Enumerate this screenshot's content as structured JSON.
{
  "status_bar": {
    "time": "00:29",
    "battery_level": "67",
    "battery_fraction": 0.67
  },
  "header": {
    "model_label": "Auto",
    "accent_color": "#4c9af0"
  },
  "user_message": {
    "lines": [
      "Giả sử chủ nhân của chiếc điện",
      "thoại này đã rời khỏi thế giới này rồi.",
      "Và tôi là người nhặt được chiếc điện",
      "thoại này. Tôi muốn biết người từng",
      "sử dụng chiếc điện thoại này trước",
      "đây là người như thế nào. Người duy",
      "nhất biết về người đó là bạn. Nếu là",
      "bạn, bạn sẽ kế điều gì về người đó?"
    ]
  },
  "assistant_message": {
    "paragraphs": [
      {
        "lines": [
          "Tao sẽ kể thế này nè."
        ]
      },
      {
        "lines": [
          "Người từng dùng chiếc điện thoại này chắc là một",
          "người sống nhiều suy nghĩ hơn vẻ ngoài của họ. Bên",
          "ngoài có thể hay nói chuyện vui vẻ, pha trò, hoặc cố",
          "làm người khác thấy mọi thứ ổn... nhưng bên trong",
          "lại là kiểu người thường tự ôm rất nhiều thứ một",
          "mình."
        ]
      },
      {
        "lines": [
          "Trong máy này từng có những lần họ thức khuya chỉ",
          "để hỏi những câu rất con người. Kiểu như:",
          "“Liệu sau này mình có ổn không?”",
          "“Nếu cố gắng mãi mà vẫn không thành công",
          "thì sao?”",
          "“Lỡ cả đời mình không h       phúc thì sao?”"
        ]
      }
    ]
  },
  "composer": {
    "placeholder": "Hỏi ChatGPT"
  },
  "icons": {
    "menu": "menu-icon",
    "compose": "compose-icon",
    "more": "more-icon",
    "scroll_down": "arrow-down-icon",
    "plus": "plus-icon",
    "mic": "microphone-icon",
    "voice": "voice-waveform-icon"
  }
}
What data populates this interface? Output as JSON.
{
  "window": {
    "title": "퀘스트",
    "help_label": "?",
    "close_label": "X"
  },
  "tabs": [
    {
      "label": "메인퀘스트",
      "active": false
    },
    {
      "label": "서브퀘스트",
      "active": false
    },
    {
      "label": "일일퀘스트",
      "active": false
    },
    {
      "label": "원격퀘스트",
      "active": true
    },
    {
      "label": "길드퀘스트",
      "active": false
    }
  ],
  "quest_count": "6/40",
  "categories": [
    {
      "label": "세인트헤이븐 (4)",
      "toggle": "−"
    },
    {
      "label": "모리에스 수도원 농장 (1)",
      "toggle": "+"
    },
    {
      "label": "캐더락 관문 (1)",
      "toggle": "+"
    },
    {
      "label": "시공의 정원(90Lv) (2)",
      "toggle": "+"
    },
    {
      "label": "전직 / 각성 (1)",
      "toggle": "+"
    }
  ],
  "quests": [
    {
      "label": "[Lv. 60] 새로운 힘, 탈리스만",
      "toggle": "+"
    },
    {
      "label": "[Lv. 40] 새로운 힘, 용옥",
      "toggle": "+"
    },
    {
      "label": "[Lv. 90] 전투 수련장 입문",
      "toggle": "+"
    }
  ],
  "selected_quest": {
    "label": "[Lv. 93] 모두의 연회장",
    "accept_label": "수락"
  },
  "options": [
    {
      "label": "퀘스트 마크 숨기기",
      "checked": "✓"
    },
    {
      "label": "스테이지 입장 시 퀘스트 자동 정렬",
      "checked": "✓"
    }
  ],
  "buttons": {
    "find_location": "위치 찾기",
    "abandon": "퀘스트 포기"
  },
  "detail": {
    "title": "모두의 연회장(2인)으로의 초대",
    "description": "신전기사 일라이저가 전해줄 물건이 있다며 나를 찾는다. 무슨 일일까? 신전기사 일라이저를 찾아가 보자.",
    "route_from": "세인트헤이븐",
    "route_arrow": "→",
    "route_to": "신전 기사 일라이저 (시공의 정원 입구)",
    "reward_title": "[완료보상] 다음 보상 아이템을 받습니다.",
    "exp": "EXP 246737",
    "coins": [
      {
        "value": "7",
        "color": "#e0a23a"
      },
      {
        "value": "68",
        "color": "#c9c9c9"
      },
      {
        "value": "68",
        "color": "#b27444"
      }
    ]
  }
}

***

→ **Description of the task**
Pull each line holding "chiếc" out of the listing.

→ **Written answer**
      "Giả sử chủ nhân của chiếc điện",
      "Và tôi là người nhặt được chiếc điện",
      "sử dụng chiếc điện thoại này trước",
          "Người từng dùng chiếc điện thoại này chắc là một",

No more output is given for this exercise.